● What you are asked to do
When a line below contains the string "внешний", show that line.

[Data extracted from a collection]
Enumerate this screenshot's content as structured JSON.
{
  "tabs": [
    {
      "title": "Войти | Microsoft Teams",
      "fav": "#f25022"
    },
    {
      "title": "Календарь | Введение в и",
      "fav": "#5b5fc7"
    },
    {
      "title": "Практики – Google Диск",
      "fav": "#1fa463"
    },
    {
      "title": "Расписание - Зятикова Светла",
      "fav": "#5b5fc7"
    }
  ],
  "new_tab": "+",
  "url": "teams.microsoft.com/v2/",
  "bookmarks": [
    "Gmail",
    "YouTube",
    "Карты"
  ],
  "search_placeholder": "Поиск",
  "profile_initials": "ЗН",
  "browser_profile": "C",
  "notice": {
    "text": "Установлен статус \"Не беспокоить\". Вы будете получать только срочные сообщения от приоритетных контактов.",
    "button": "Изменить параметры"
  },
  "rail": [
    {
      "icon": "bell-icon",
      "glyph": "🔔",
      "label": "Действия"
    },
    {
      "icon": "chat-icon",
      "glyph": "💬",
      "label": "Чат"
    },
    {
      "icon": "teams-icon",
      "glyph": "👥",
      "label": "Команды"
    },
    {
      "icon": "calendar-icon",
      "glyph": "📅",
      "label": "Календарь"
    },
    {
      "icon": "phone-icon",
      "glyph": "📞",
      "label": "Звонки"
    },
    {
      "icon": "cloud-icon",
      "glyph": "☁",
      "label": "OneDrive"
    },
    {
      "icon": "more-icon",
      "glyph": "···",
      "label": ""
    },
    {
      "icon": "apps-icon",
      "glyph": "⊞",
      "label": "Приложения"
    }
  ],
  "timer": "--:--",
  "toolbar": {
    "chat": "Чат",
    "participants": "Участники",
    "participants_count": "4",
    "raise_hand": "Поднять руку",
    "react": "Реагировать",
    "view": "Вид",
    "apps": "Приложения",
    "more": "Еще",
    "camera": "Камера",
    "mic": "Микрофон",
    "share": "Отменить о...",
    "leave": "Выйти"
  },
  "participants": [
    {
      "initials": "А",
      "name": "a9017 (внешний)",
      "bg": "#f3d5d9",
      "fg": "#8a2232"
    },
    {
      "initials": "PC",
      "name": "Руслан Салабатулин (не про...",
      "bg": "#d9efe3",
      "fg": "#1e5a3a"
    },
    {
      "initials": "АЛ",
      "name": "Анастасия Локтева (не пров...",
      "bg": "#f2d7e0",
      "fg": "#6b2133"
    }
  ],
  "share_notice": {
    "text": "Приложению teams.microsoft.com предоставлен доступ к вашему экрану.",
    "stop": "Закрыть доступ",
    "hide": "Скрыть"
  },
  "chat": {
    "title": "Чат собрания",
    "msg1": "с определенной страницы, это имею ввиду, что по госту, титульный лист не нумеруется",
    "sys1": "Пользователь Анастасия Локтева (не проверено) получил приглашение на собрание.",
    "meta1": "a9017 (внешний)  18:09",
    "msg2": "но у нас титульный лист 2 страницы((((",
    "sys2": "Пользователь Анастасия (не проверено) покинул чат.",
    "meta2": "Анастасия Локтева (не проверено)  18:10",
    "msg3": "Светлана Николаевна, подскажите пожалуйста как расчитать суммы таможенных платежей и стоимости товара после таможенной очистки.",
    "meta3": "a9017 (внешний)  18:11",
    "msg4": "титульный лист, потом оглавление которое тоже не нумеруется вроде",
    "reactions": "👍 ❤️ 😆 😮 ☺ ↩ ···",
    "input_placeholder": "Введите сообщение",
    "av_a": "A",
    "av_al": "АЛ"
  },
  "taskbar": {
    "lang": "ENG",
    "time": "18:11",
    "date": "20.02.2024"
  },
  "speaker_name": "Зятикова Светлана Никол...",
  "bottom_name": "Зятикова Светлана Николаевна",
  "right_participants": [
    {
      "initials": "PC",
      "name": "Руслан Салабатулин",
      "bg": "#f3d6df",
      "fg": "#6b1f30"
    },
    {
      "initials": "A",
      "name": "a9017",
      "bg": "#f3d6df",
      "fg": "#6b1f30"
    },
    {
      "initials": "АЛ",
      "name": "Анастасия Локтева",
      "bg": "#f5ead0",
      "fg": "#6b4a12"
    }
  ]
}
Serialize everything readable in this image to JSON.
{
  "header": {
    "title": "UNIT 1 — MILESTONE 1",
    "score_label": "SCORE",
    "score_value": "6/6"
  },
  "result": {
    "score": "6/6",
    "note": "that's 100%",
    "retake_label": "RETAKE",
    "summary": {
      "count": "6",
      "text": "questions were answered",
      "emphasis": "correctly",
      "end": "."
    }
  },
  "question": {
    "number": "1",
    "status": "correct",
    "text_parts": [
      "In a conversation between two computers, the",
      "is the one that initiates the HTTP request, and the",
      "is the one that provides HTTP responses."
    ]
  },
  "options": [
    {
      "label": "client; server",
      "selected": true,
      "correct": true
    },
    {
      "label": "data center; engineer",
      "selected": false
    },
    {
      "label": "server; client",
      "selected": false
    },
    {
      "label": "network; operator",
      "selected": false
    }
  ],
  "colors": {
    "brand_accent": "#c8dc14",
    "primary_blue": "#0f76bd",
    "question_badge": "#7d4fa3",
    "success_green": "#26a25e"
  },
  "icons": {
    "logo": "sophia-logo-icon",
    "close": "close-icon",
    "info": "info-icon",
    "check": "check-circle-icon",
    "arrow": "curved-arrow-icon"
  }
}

● Result of this exercise
      "name": "a9017 (внешний)",
    "meta1": "a9017 (внешний)  18:09",
    "meta3": "a9017 (внешний)  18:11",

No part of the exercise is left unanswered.